After Dusty’s Munchausen by proxy is exposed, Infinity got famous, even earning herself a book deal. Gypsy has received her fair amount of fame, despite the fact that she remains, for now, behind bars.
Ricardo, Infinity and Payton also all star in their school’s musical “The Assassins,” which is a real play about all the real people who either assassinated or tried to assassinate presidents. The play’s characters include Lee Harvey Oswald who infamously assassinated President John F. Kennedy and John Wilkes Booth who assassinated President Abraham Lincoln. It also includes, among others, Samuel Byck who tried to kill President Richard Nixon and John Hinckley, Jr. who shot, but didn’t kill President Ronald Reagan.

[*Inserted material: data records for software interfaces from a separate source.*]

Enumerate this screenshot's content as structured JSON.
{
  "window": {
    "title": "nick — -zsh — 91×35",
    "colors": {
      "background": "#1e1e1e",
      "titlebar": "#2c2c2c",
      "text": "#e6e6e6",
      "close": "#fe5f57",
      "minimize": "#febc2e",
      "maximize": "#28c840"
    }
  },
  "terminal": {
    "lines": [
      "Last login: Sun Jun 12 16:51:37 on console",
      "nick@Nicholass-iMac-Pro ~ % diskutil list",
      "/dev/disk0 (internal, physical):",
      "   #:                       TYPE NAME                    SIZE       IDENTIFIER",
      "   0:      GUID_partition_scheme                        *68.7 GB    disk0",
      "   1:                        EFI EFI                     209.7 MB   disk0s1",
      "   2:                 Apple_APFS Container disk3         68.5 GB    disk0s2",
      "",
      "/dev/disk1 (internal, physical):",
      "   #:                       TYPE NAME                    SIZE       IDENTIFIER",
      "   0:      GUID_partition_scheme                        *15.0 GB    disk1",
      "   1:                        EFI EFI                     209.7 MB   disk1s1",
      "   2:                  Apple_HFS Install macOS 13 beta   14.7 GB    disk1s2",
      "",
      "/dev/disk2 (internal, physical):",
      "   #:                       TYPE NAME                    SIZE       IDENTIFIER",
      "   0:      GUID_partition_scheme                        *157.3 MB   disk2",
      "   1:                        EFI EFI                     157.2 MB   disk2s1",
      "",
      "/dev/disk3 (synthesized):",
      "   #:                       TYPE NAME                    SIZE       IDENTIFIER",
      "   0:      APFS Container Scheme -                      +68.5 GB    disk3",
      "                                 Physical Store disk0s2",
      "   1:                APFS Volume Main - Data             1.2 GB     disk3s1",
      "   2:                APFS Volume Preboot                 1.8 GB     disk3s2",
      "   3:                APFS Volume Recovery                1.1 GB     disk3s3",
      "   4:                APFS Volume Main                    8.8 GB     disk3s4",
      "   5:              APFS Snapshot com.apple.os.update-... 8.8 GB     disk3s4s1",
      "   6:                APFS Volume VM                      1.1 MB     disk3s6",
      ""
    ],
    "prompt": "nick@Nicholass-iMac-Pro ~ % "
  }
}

Infinity plays Lynette "Squeaky" Fromme who tried to assassinate President Gerald Ford.
“It’s the best part of the show,” Infinity exclaimed about her role in the play.
Fromme wasn’t just a failed assassin. She was also part of the Manson Family, one of America’s most famous cults. The group, led by Charles Manson, was made up of mostly female followers including Fromme.
The group was behind a series of murders in California in 1969. They brutally killed pregnant actress Sharon Tate along with four of her friends a day before killing a another couple. Several of the victims were stabbed dozens of times.
While Fromme didn’t actively participate in any of the murders she spent 34 years in prison for her 1975 assasination attempt when she pointed a gun at the president. She was stopped by Secret Service agents before any shots were fired.